Top of PROVIDED MATERIAL

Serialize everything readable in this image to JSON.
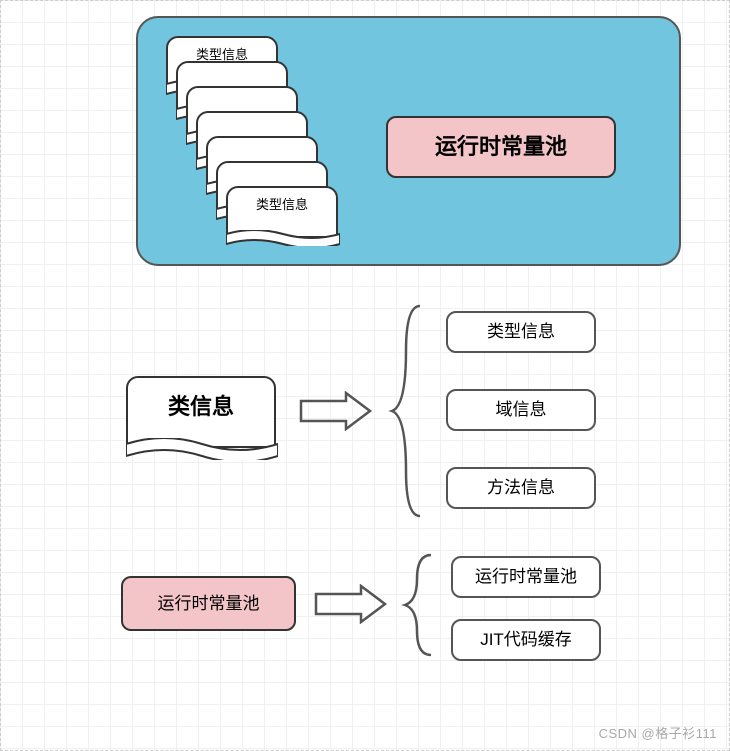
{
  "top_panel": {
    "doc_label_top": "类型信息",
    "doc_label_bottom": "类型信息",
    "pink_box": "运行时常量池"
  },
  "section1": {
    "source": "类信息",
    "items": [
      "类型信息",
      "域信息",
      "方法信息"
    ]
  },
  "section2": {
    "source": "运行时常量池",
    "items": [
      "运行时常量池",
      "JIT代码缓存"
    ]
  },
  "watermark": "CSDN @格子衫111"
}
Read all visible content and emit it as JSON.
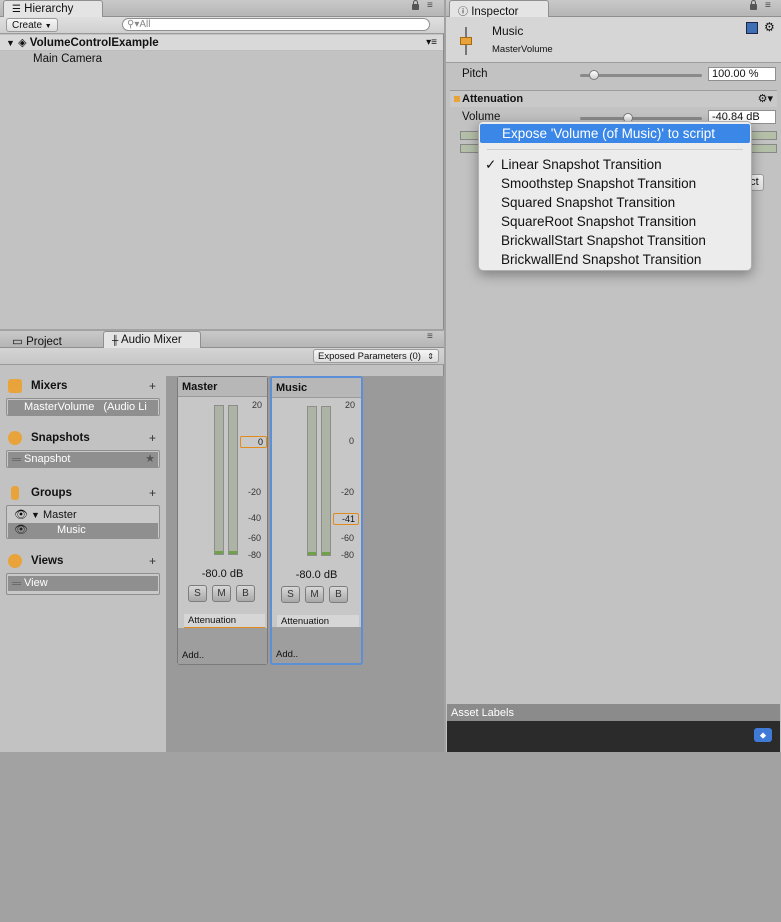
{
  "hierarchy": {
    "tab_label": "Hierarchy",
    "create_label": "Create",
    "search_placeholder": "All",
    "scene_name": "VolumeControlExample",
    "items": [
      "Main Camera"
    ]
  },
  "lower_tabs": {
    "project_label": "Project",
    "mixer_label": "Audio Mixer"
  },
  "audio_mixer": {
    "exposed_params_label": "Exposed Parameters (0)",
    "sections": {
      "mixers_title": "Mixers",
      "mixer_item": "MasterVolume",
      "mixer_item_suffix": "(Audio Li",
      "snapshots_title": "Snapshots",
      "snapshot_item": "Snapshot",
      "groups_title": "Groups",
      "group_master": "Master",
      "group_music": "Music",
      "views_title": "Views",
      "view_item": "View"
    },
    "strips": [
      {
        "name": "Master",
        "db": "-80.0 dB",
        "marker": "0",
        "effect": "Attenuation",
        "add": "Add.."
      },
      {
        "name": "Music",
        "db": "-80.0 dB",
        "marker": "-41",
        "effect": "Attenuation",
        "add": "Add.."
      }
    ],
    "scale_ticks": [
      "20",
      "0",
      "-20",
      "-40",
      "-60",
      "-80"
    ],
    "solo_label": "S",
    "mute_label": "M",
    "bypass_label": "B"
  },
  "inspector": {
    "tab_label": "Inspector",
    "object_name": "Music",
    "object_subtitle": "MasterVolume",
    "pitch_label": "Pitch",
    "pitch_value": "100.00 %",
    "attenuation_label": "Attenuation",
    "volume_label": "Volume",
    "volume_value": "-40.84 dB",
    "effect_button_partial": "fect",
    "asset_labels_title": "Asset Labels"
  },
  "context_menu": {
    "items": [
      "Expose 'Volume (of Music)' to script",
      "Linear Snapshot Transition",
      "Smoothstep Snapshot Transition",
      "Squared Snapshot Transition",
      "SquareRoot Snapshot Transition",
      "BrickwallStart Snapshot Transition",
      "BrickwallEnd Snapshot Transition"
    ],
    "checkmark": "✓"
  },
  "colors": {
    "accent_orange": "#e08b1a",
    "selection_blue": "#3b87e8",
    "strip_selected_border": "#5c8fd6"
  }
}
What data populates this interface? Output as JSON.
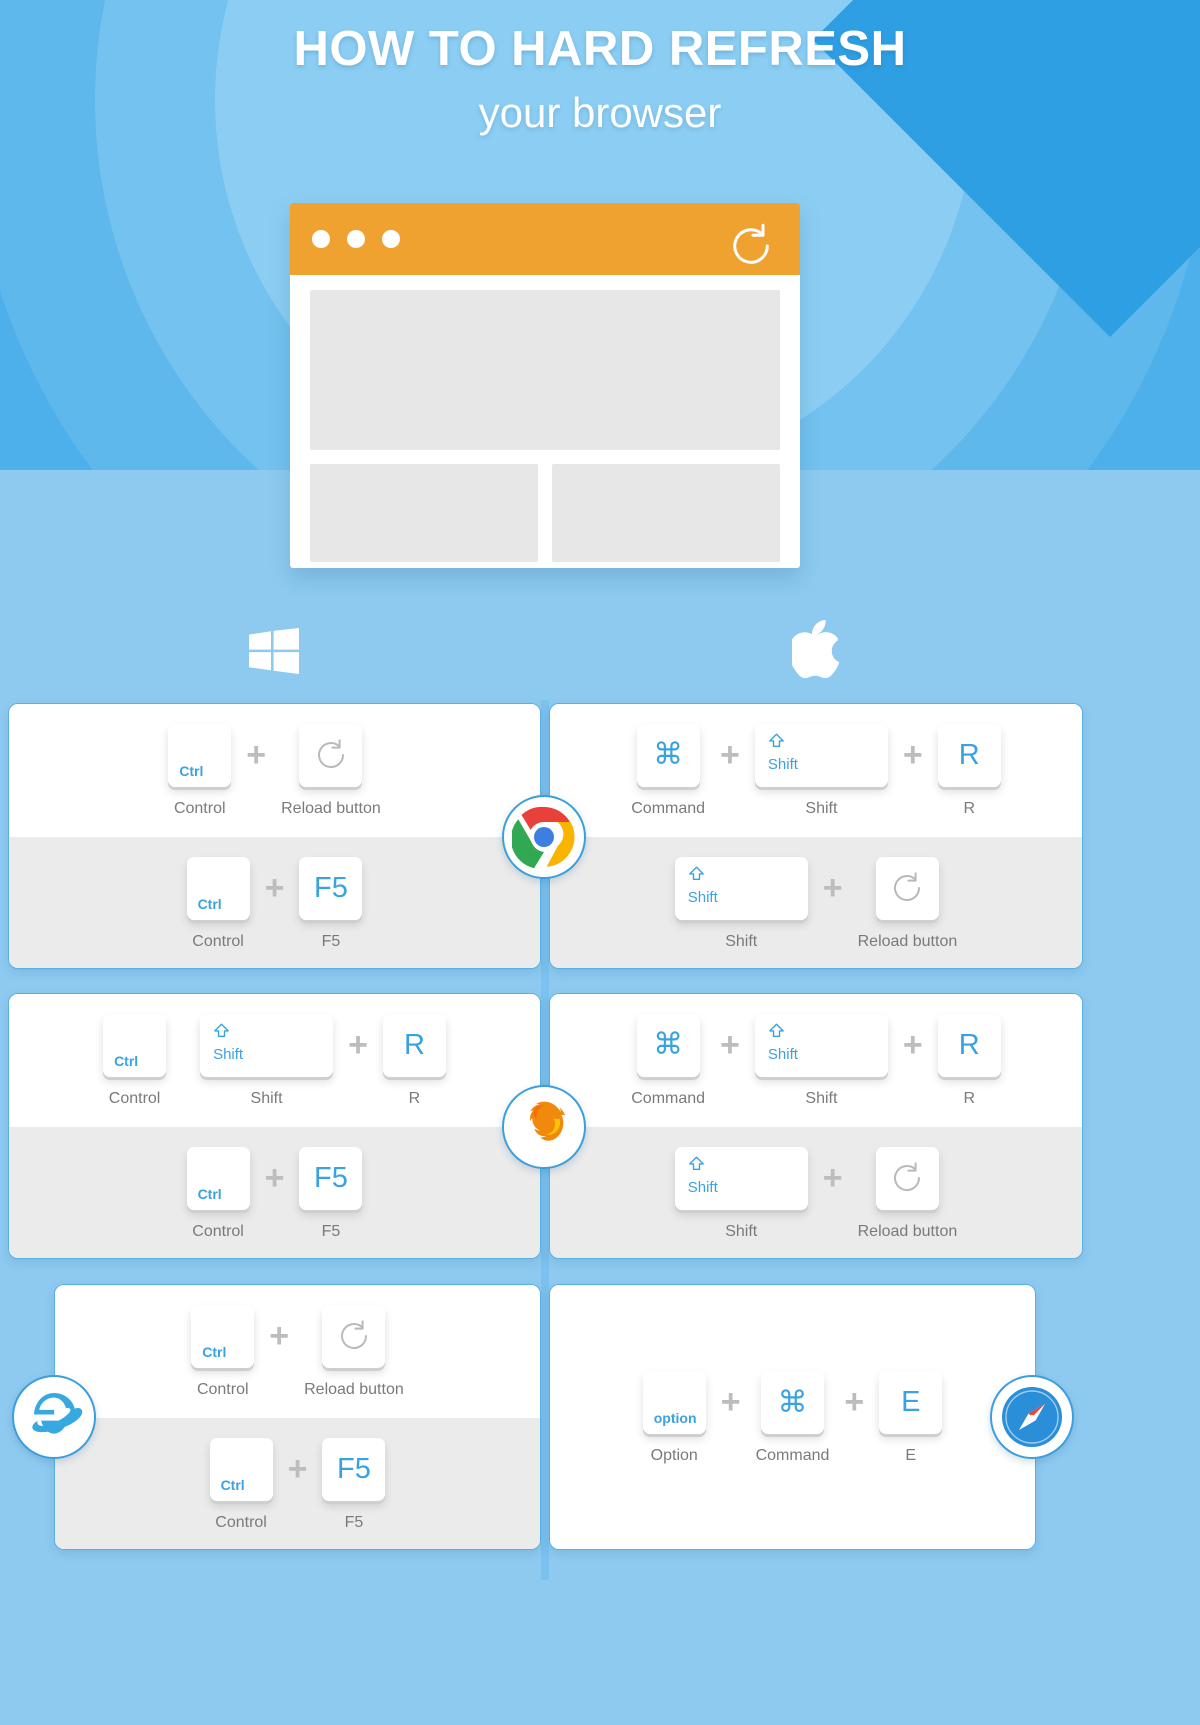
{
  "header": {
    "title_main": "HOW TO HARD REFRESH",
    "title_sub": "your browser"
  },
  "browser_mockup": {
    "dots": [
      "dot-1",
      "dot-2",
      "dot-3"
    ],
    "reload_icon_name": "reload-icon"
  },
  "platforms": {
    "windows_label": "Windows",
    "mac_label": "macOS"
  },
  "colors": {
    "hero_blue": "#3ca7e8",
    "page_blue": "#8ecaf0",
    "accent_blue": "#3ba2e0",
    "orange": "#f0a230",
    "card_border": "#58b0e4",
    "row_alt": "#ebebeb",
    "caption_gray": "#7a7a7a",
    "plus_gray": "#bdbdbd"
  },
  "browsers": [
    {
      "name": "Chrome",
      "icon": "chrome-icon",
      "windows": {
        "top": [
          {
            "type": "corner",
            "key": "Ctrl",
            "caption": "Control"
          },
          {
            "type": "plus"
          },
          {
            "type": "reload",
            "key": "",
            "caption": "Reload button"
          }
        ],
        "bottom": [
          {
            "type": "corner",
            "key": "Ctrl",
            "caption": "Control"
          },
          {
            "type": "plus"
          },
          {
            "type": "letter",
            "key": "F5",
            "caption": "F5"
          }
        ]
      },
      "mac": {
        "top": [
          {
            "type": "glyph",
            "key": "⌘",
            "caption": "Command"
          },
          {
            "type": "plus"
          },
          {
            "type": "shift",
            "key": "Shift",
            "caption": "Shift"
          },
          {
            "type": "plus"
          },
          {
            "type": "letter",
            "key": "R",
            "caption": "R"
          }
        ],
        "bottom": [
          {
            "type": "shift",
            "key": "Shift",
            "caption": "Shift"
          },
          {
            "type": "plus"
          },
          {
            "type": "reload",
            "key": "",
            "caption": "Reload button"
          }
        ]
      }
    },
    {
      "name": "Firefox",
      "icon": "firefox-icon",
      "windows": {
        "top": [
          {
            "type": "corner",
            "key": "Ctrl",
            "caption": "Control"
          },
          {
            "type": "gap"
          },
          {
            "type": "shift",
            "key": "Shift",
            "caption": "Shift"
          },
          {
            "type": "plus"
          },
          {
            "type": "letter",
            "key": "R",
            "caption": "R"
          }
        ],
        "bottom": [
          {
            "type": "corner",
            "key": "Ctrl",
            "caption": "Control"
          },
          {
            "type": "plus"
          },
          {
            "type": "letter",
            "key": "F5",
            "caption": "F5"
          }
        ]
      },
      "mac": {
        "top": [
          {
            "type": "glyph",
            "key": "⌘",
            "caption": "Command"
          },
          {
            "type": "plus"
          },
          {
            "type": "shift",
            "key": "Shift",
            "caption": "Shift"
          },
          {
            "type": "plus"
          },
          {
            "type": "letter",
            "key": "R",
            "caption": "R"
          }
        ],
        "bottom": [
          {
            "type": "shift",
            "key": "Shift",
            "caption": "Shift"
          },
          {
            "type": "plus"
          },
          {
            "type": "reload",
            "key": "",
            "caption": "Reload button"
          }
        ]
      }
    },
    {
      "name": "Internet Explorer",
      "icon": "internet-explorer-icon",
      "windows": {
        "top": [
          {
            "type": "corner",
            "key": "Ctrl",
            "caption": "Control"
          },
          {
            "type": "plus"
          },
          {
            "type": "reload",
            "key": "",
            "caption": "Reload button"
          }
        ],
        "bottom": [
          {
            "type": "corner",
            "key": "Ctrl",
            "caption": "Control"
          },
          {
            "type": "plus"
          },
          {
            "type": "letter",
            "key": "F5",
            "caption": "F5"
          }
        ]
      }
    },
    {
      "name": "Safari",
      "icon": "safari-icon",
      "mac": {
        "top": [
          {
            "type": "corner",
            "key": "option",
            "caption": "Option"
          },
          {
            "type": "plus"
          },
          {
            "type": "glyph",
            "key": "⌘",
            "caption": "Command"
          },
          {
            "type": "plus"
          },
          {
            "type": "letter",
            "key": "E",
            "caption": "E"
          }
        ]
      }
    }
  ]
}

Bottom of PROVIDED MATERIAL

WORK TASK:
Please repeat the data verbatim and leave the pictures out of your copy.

EXERCISE RESULT:
Serialize everything readable in this image to JSON.
{
  "top_panel": {
    "doc_label_top": "类型信息",
    "doc_label_bottom": "类型信息",
    "pink_box": "运行时常量池"
  },
  "section1": {
    "source": "类信息",
    "items": [
      "类型信息",
      "域信息",
      "方法信息"
    ]
  },
  "section2": {
    "source": "运行时常量池",
    "items": [
      "运行时常量池",
      "JIT代码缓存"
    ]
  },
  "watermark": "CSDN @格子衫111"
}
Read all visible content and emit it as JSON.
{
  "hierarchy": {
    "tab_label": "Hierarchy",
    "create_label": "Create",
    "search_placeholder": "All",
    "scene_name": "VolumeControlExample",
    "items": [
      "Main Camera"
    ]
  },
  "lower_tabs": {
    "project_label": "Project",
    "mixer_label": "Audio Mixer"
  },
  "audio_mixer": {
    "exposed_params_label": "Exposed Parameters (0)",
    "sections": {
      "mixers_title": "Mixers",
      "mixer_item": "MasterVolume",
      "mixer_item_suffix": "(Audio Li",
      "snapshots_title": "Snapshots",
      "snapshot_item": "Snapshot",
      "groups_title": "Groups",
      "group_master": "Master",
      "group_music": "Music",
      "views_title": "Views",
      "view_item": "View"
    },
    "strips": [
      {
        "name": "Master",
        "db": "-80.0 dB",
        "marker": "0",
        "effect": "Attenuation",
        "add": "Add.."
      },
      {
        "name": "Music",
        "db": "-80.0 dB",
        "marker": "-41",
        "effect": "Attenuation",
        "add": "Add.."
      }
    ],
    "scale_ticks": [
      "20",
      "0",
      "-20",
      "-40",
      "-60",
      "-80"
    ],
    "solo_label": "S",
    "mute_label": "M",
    "bypass_label": "B"
  },
  "inspector": {
    "tab_label": "Inspector",
    "object_name": "Music",
    "object_subtitle": "MasterVolume",
    "pitch_label": "Pitch",
    "pitch_value": "100.00 %",
    "attenuation_label": "Attenuation",
    "volume_label": "Volume",
    "volume_value": "-40.84 dB",
    "effect_button_partial": "fect",
    "asset_labels_title": "Asset Labels"
  },
  "context_menu": {
    "items": [
      "Expose 'Volume (of Music)' to script",
      "Linear Snapshot Transition",
      "Smoothstep Snapshot Transition",
      "Squared Snapshot Transition",
      "SquareRoot Snapshot Transition",
      "BrickwallStart Snapshot Transition",
      "BrickwallEnd Snapshot Transition"
    ],
    "checkmark": "✓"
  },
  "colors": {
    "accent_orange": "#e08b1a",
    "selection_blue": "#3b87e8",
    "strip_selected_border": "#5c8fd6"
  }
}
What data populates this interface? Output as JSON.
{
  "header": {
    "title_main": "HOW TO HARD REFRESH",
    "title_sub": "your browser"
  },
  "browser_mockup": {
    "dots": [
      "dot-1",
      "dot-2",
      "dot-3"
    ],
    "reload_icon_name": "reload-icon"
  },
  "platforms": {
    "windows_label": "Windows",
    "mac_label": "macOS"
  },
  "colors": {
    "hero_blue": "#3ca7e8",
    "page_blue": "#8ecaf0",
    "accent_blue": "#3ba2e0",
    "orange": "#f0a230",
    "card_border": "#58b0e4",
    "row_alt": "#ebebeb",
    "caption_gray": "#7a7a7a",
    "plus_gray": "#bdbdbd"
  },
  "browsers": [
    {
      "name": "Chrome",
      "icon": "chrome-icon",
      "windows": {
        "top": [
          {
            "type": "corner",
            "key": "Ctrl",
            "caption": "Control"
          },
          {
            "type": "plus"
          },
          {
            "type": "reload",
            "key": "",
            "caption": "Reload button"
          }
        ],
        "bottom": [
          {
            "type": "corner",
            "key": "Ctrl",
            "caption": "Control"
          },
          {
            "type": "plus"
          },
          {
            "type": "letter",
            "key": "F5",
            "caption": "F5"
          }
        ]
      },
      "mac": {
        "top": [
          {
            "type": "glyph",
            "key": "⌘",
            "caption": "Command"
          },
          {
            "type": "plus"
          },
          {
            "type": "shift",
            "key": "Shift",
            "caption": "Shift"
          },
          {
            "type": "plus"
          },
          {
            "type": "letter",
            "key": "R",
            "caption": "R"
          }
        ],
        "bottom": [
          {
            "type": "shift",
            "key": "Shift",
            "caption": "Shift"
          },
          {
            "type": "plus"
          },
          {
            "type": "reload",
            "key": "",
            "caption": "Reload button"
          }
        ]
      }
    },
    {
      "name": "Firefox",
      "icon": "firefox-icon",
      "windows": {
        "top": [
          {
            "type": "corner",
            "key": "Ctrl",
            "caption": "Control"
          },
          {
            "type": "gap"
          },
          {
            "type": "shift",
            "key": "Shift",
            "caption": "Shift"
          },
          {
            "type": "plus"
          },
          {
            "type": "letter",
            "key": "R",
            "caption": "R"
          }
        ],
        "bottom": [
          {
            "type": "corner",
            "key": "Ctrl",
            "caption": "Control"
          },
          {
            "type": "plus"
          },
          {
            "type": "letter",
            "key": "F5",
            "caption": "F5"
          }
        ]
      },
      "mac": {
        "top": [
          {
            "type": "glyph",
            "key": "⌘",
            "caption": "Command"
          },
          {
            "type": "plus"
          },
          {
            "type": "shift",
            "key": "Shift",
            "caption": "Shift"
          },
          {
            "type": "plus"
          },
          {
            "type": "letter",
            "key": "R",
            "caption": "R"
          }
        ],
        "bottom": [
          {
            "type": "shift",
            "key": "Shift",
            "caption": "Shift"
          },
          {
            "type": "plus"
          },
          {
            "type": "reload",
            "key": "",
            "caption": "Reload button"
          }
        ]
      }
    },
    {
      "name": "Internet Explorer",
      "icon": "internet-explorer-icon",
      "windows": {
        "top": [
          {
            "type": "corner",
            "key": "Ctrl",
            "caption": "Control"
          },
          {
            "type": "plus"
          },
          {
            "type": "reload",
            "key": "",
            "caption": "Reload button"
          }
        ],
        "bottom": [
          {
            "type": "corner",
            "key": "Ctrl",
            "caption": "Control"
          },
          {
            "type": "plus"
          },
          {
            "type": "letter",
            "key": "F5",
            "caption": "F5"
          }
        ]
      }
    },
    {
      "name": "Safari",
      "icon": "safari-icon",
      "mac": {
        "top": [
          {
            "type": "corner",
            "key": "option",
            "caption": "Option"
          },
          {
            "type": "plus"
          },
          {
            "type": "glyph",
            "key": "⌘",
            "caption": "Command"
          },
          {
            "type": "plus"
          },
          {
            "type": "letter",
            "key": "E",
            "caption": "E"
          }
        ]
      }
    }
  ]
}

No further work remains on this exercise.